Where to buy Traci Robison's books

Buy The Taking at:

Buy Tangled at:

Buy Gates the Hours Keep at:

October 30, 2010

Hint Fiction

In November Norton is releasing Hint Fiction, an anthology of super-short (25 word or less) stories edited by Robert Swartwood.  Each story reveals only the slightest slice of a much larger and complex tale, enabling the reader to ponder what that larger story might be.  In the introduction Swartwood describes things a story of any length should accomplish, qualities he looked for in the anthology's stories:
  • Be entertaining
  • Be thought-provoking
  • Evoke an emotional response
Swartwood describes the stories he chose as worlds in themselves.  A world in 25 words or less?  That's an accomplishment!  I can't wait to get my hands on a copy.

October 27, 2010

Museums as Inspiration

Hey!  I missed Monday's writing prompt.  Sorry about that, but I've been under the weather lately.  I did manage to post some of my favorite online museum resources on writersvibe.  Check it out.

October 18, 2010

Intuition as foreshadowing

Photo by AJ Wms
You know that little voice in the back of your head that tells you something's not right or pushes you to go ahead and jump right in?  Instinct.  A hunch.  Sixth sense.  For me, at least, that little voice has a comparatively big influence in the choices I make.  As far as I know, it hasn't misled me.  I've made it through more than three decades without causing any major catastrophes and without regretting those few leaps I've taken.  But what if I'd ignored instinct?  Where would I be now?  
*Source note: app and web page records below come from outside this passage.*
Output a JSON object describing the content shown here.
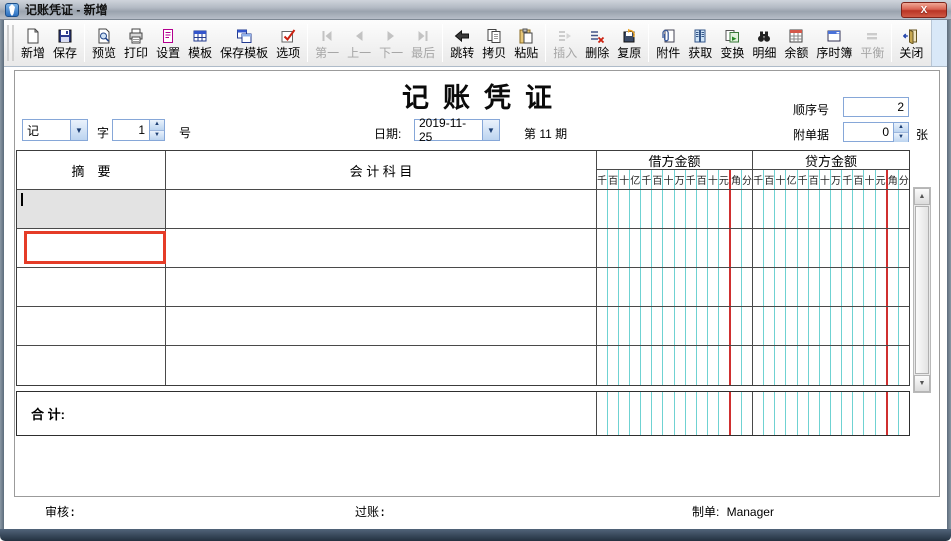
{
  "window": {
    "title": "记账凭证 - 新增",
    "close_glyph": "X"
  },
  "toolbar": {
    "groups": [
      {
        "items": [
          {
            "id": "new",
            "label": "新增",
            "icon": "new-page",
            "enabled": true
          },
          {
            "id": "save",
            "label": "保存",
            "icon": "save",
            "enabled": true
          }
        ]
      },
      {
        "items": [
          {
            "id": "preview",
            "label": "预览",
            "icon": "preview",
            "enabled": true
          },
          {
            "id": "print",
            "label": "打印",
            "icon": "print",
            "enabled": true
          },
          {
            "id": "setup",
            "label": "设置",
            "icon": "setup",
            "enabled": true
          },
          {
            "id": "template",
            "label": "模板",
            "icon": "template",
            "enabled": true
          },
          {
            "id": "save-template",
            "label": "保存模板",
            "icon": "save-template",
            "enabled": true
          },
          {
            "id": "options",
            "label": "选项",
            "icon": "options",
            "enabled": true
          }
        ]
      },
      {
        "items": [
          {
            "id": "first",
            "label": "第一",
            "icon": "nav-first",
            "enabled": false
          },
          {
            "id": "prev",
            "label": "上一",
            "icon": "nav-prev",
            "enabled": false
          },
          {
            "id": "next",
            "label": "下一",
            "icon": "nav-next",
            "enabled": false
          },
          {
            "id": "last",
            "label": "最后",
            "icon": "nav-last",
            "enabled": false
          }
        ]
      },
      {
        "items": [
          {
            "id": "jump",
            "label": "跳转",
            "icon": "jump",
            "enabled": true
          },
          {
            "id": "copy",
            "label": "拷贝",
            "icon": "copy",
            "enabled": true
          },
          {
            "id": "paste",
            "label": "粘贴",
            "icon": "paste",
            "enabled": true
          }
        ]
      },
      {
        "items": [
          {
            "id": "insert",
            "label": "插入",
            "icon": "insert",
            "enabled": false
          },
          {
            "id": "delete",
            "label": "删除",
            "icon": "delete",
            "enabled": true
          },
          {
            "id": "restore",
            "label": "复原",
            "icon": "restore",
            "enabled": true
          }
        ]
      },
      {
        "items": [
          {
            "id": "attach",
            "label": "附件",
            "icon": "attach",
            "enabled": true
          },
          {
            "id": "fetch",
            "label": "获取",
            "icon": "fetch",
            "enabled": true
          },
          {
            "id": "transform",
            "label": "变换",
            "icon": "transform",
            "enabled": true
          },
          {
            "id": "detail",
            "label": "明细",
            "icon": "detail",
            "enabled": true
          },
          {
            "id": "balance",
            "label": "余额",
            "icon": "balance",
            "enabled": true
          },
          {
            "id": "journal",
            "label": "序时簿",
            "icon": "journal",
            "enabled": true
          },
          {
            "id": "equal",
            "label": "平衡",
            "icon": "equal",
            "enabled": false
          }
        ]
      },
      {
        "items": [
          {
            "id": "close",
            "label": "关闭",
            "icon": "close-door",
            "enabled": true
          }
        ]
      }
    ]
  },
  "voucher": {
    "title": "记账凭证",
    "seq_label": "顺序号",
    "seq_value": "2",
    "attach_label": "附单据",
    "attach_value": "0",
    "attach_unit": "张",
    "word_value": "记",
    "word_suffix": "字",
    "number_value": "1",
    "number_suffix": "号",
    "date_label": "日期:",
    "date_value": "2019-11-25",
    "period_text": "第 11 期",
    "table": {
      "summary_header": "摘　要",
      "account_header": "会 计 科 目",
      "debit_header": "借方金额",
      "credit_header": "贷方金额",
      "digit_headers": [
        "千",
        "百",
        "十",
        "亿",
        "千",
        "百",
        "十",
        "万",
        "千",
        "百",
        "十",
        "元",
        "角",
        "分"
      ],
      "body_row_count": 5,
      "total_label": "合  计:"
    },
    "footer": {
      "reviewer_label": "审核:",
      "posted_label": "过账:",
      "preparer_label": "制单:",
      "preparer_value": "Manager"
    }
  },
  "colors": {
    "selection_red": "#e53c28",
    "grid_cyan": "#6fd2d2",
    "decimal_red_line": "#cf2f2f",
    "toolbar_fill_blue": "#d9e8f8"
  }
}
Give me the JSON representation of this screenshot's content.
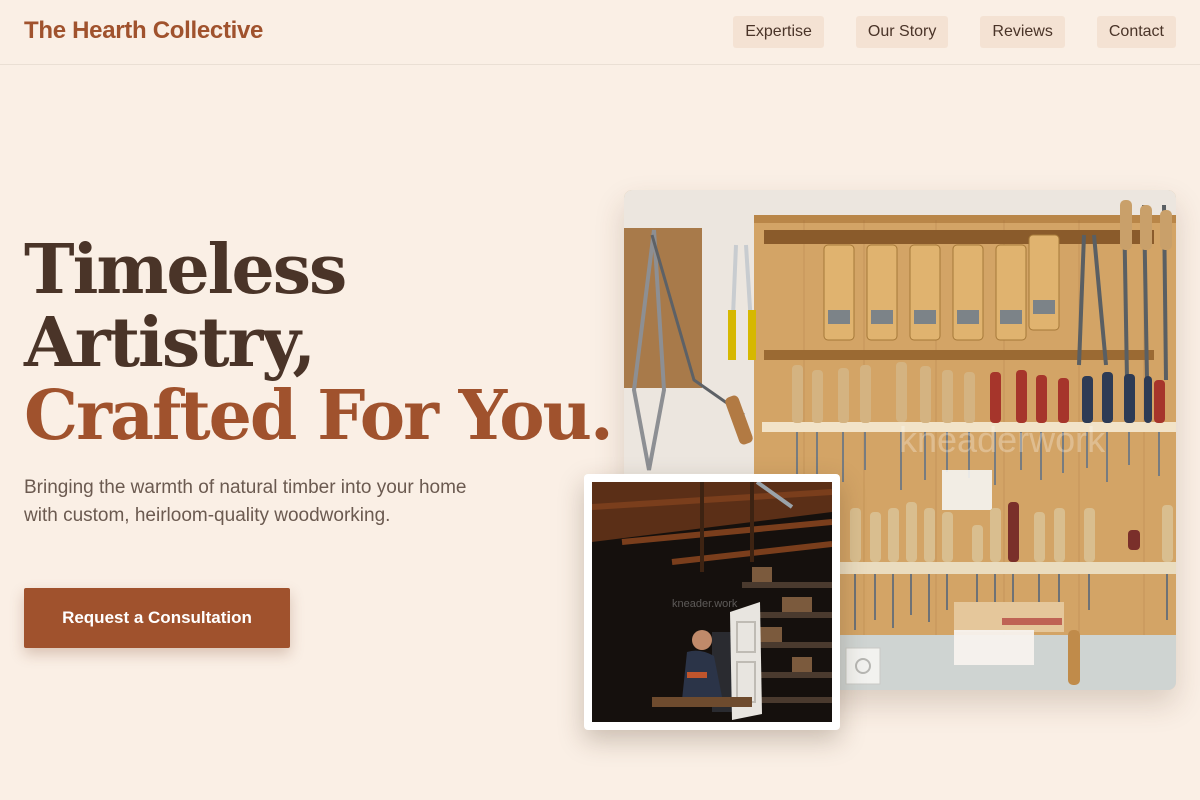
{
  "header": {
    "brand": "The Hearth Collective",
    "nav": [
      "Expertise",
      "Our Story",
      "Reviews",
      "Contact"
    ]
  },
  "hero": {
    "title_line1": "Timeless",
    "title_line2": "Artistry,",
    "title_accent": "Crafted For You.",
    "subtitle": "Bringing the warmth of natural timber into your home with custom, heirloom-quality woodworking.",
    "cta_label": "Request a Consultation"
  },
  "images": {
    "main_watermark": "kneaderwork",
    "inset_watermark": "kneader.work"
  },
  "colors": {
    "background": "#faefe5",
    "accent": "#a0522d",
    "text_dark": "#4a3428",
    "text_muted": "#6b5a50",
    "nav_bg": "#f4e2d3"
  }
}
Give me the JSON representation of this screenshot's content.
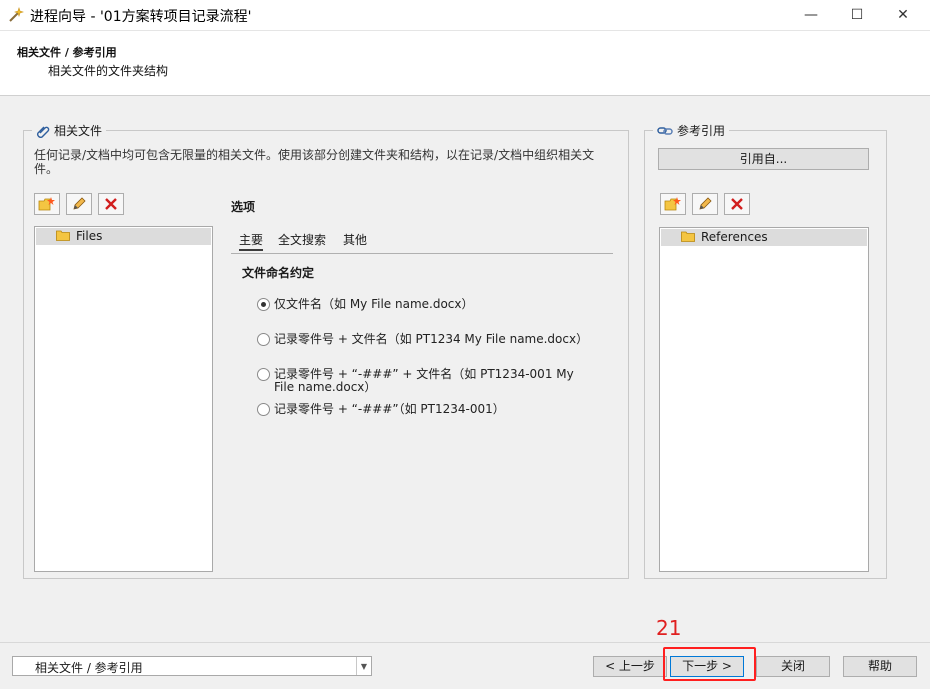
{
  "window": {
    "title": "进程向导 - '01方案转项目记录流程'",
    "min_glyph": "—",
    "max_glyph": "☐",
    "close_glyph": "✕"
  },
  "header": {
    "breadcrumb": "相关文件 / 参考引用",
    "subtitle": "相关文件的文件夹结构"
  },
  "related_files": {
    "legend": "相关文件",
    "description": "任何记录/文档中均可包含无限量的相关文件。使用该部分创建文件夹和结构，以在记录/文档中组织相关文件。",
    "tree": [
      {
        "label": "Files",
        "selected": true
      }
    ]
  },
  "options": {
    "title": "选项",
    "tabs": [
      {
        "label": "主要",
        "active": true
      },
      {
        "label": "全文搜索",
        "active": false
      },
      {
        "label": "其他",
        "active": false
      }
    ],
    "section_title": "文件命名约定",
    "radios": [
      {
        "label": "仅文件名（如 My File name.docx）",
        "checked": true
      },
      {
        "label": "记录零件号 + 文件名（如 PT1234 My File name.docx）",
        "checked": false
      },
      {
        "label": "记录零件号 + “-###” + 文件名（如 PT1234-001 My File name.docx）",
        "checked": false
      },
      {
        "label": "记录零件号 + “-###”（如 PT1234-001）",
        "checked": false
      }
    ]
  },
  "references": {
    "legend": "参考引用",
    "reference_from_button": "引用自...",
    "tree": [
      {
        "label": "References",
        "selected": true
      }
    ]
  },
  "footer": {
    "step_select_value": "相关文件 / 参考引用",
    "prev_button": "< 上一步",
    "next_button": "下一步 >",
    "close_button": "关闭",
    "help_button": "帮助"
  },
  "annotation": {
    "step_number": "21",
    "highlight_color": "#ff1f1f"
  }
}
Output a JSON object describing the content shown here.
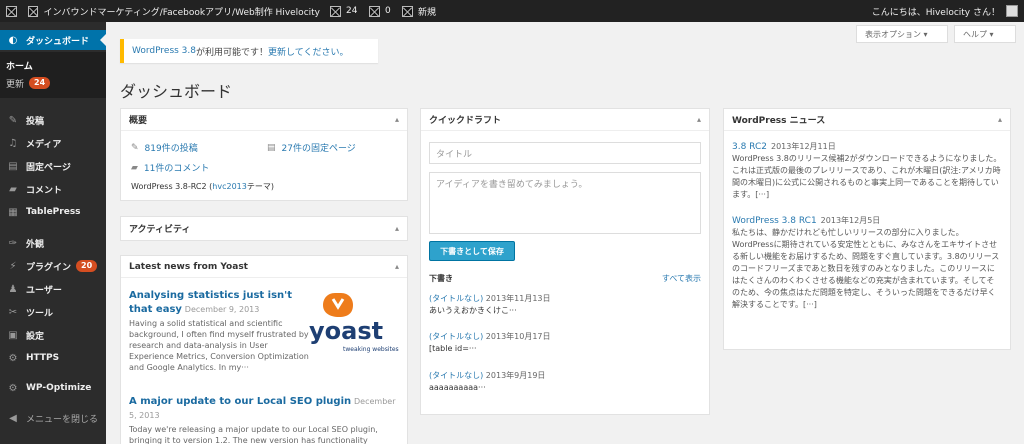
{
  "adminbar": {
    "site_title": "インバウンドマーケティング/Facebookアプリ/Web制作 Hivelocity",
    "comments_count": "24",
    "new_count": "0",
    "new_label": "新規",
    "greeting": "こんにちは、Hivelocity さん！"
  },
  "menu": {
    "dashboard": "ダッシュボード",
    "sub_home": "ホーム",
    "sub_updates": "更新",
    "sub_updates_badge": "24",
    "items": [
      {
        "label": "投稿",
        "icon": "pin-icon"
      },
      {
        "label": "メディア",
        "icon": "media-icon"
      },
      {
        "label": "固定ページ",
        "icon": "page-icon"
      },
      {
        "label": "コメント",
        "icon": "comment-icon"
      },
      {
        "label": "TablePress",
        "icon": "table-icon"
      },
      {
        "label": "外観",
        "icon": "appearance-icon"
      },
      {
        "label": "プラグイン",
        "icon": "plugin-icon",
        "badge": "20"
      },
      {
        "label": "ユーザー",
        "icon": "user-icon"
      },
      {
        "label": "ツール",
        "icon": "tool-icon"
      },
      {
        "label": "設定",
        "icon": "settings-icon"
      },
      {
        "label": "HTTPS",
        "icon": "gear-icon"
      },
      {
        "label": "WP-Optimize",
        "icon": "optimize-icon"
      },
      {
        "label": "メニューを閉じる",
        "icon": "collapse-icon"
      }
    ]
  },
  "top": {
    "screen_options": "表示オプション",
    "help": "ヘルプ"
  },
  "notice": {
    "version_link": "WordPress 3.8",
    "text": " が利用可能です！",
    "update_link": "更新してください。"
  },
  "page_title": "ダッシュボード",
  "glance": {
    "title": "概要",
    "posts": "819件の投稿",
    "pages": "27件の固定ページ",
    "comments": "11件のコメント",
    "version_text": "WordPress 3.8-RC2 (",
    "theme_link": "hvc2013",
    "theme_suffix": " テーマ)"
  },
  "activity": {
    "title": "アクティビティ"
  },
  "yoast": {
    "title": "Latest news from Yoast",
    "logo_text": "yoast",
    "logo_tagline": "tweaking websites",
    "items": [
      {
        "title": "Analysing statistics just isn't that easy",
        "date": "December 9, 2013",
        "excerpt": "Having a solid statistical and scientific background, I often find myself frustrated by research and data-analysis in User Experience Metrics, Conversion Optimization and Google Analytics. In my···"
      },
      {
        "title": "A major update to our Local SEO plugin",
        "date": "December 5, 2013",
        "excerpt": "Today we're releasing a major update to our Local SEO plugin, bringing it to version 1.2. The new version has functionality"
      }
    ]
  },
  "quickdraft": {
    "title": "クイックドラフト",
    "title_placeholder": "タイトル",
    "content_placeholder": "アイディアを書き留めてみましょう。",
    "save_button": "下書きとして保存",
    "drafts_heading": "下書き",
    "view_all": "すべて表示",
    "drafts": [
      {
        "title": "(タイトルなし)",
        "date": "2013年11月13日",
        "excerpt": "あいうえおかきくけこ···"
      },
      {
        "title": "(タイトルなし)",
        "date": "2013年10月17日",
        "excerpt": "[table id=···"
      },
      {
        "title": "(タイトルなし)",
        "date": "2013年9月19日",
        "excerpt": "aaaaaaaaaa···"
      }
    ]
  },
  "wpnews": {
    "title": "WordPress ニュース",
    "items": [
      {
        "title": "3.8 RC2",
        "date": "2013年12月11日",
        "excerpt": "WordPress 3.8のリリース候補2がダウンロードできるようになりました。これは正式版の最後のプレリリースであり、これが木曜日(訳注:アメリカ時間の木曜日)に公式に公開されるものと事実上同一であることを期待しています。[···]"
      },
      {
        "title": "WordPress 3.8 RC1",
        "date": "2013年12月5日",
        "excerpt": "私たちは、静かだけれども忙しいリリースの部分に入りました。WordPressに期待されている安定性とともに、みなさんをエキサイトさせる新しい機能をお届けするため、問題をすぐ直しています。3.8のリリースのコードフリーズまであと数日を残すのみとなりました。このリリースにはたくさんのわくわくさせる機能などの充実が含まれています。そしてそのため、今の焦点はただ問題を特定し、そういった問題をできるだけ早く解決することです。[···]"
      }
    ]
  },
  "colors": {
    "accent": "#0073aa",
    "badge": "#d54e21",
    "notice": "#ffba00",
    "button": "#2ea2cc"
  }
}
Look at intuition as a kind of foreshadowing.  You get a vibe and begin to imagine how the scenario will play out.  You analyze almost imperceptible clues so naturally you're scarcely aware of the process.  Intuition is often nothing more than a subtle feeling blended seamlessly into the moment.  Skillfully applied foreshadowing functions the same way.

For today's exercise relive a moment of intuition you've experienced and write all the details you can remember.  What did you feel?  Pinpoint the clues you drew upon.  Build on the memory and carry the scene from your gut feeling through to the final outcome.

October 11, 2010


Jim and I returned from our vacation a little over a week ago.  After more than three weeks on the road, traveling began to replace home.  Every night last week I'd fall asleep on the couch and wake up confused.  I'd scan the room in the glow of the TV and wonder where I was and what train I needed to catch.  The television screen seemed too large and bright.  I'd slowly realize I was on a couch, not a bed, and gradually remember the plane trip back.  Then I'd rise and make my way to bed neither relieved nor disappointed to find myself at home.

I'm already restless to go somewhere, but I've also been seeing my home with new appreciation.  Combines reaping golden fields in clouds of sunlit dust.  Long grass along the roadsides in shades of bronze and copper; the maple tree in my back yard turning vivid red while the neighbor's ash blushes purple.  The sun rises and sets in swaths of orange and crimson and sweeps across a broad blue sky.  Home is beautiful and plain.

Today write about returning from a journey.  How are the character's perceptions of home changed by travel?  How has the character changed?


October 1, 2010

National Novel Writing Month

It's exactly one month before National Novel Writing Month kicks off.  If you haven't participated before, I encourage you to give it a try.  Writers that sign up scramble to complete a 175-page (50,000-word) novel between November 1 and midnight, November 30.  After three years of giving it a go, I finally succeeded last year.  My reward was a virtual sticker, the satisfaction that I completed the task, and almost 200 pages of a workable draft.

Nanowrimo helped me get past my inner editor, too.  I had to consistently write 10 pages every day (twice that much when I had to miss a night's work for other obligations).  I couldn't second guess my choices, and I couldn't sit and stew over what to write next.  The month trained me to be flexible and to write the scenes as they came to me instead of strictly following an outline.  And, during it all, I was reminded how fun writing was and how many suprises a story can bring when you loosen the reins a little.

Go on, sign up.  You have a month to prepare.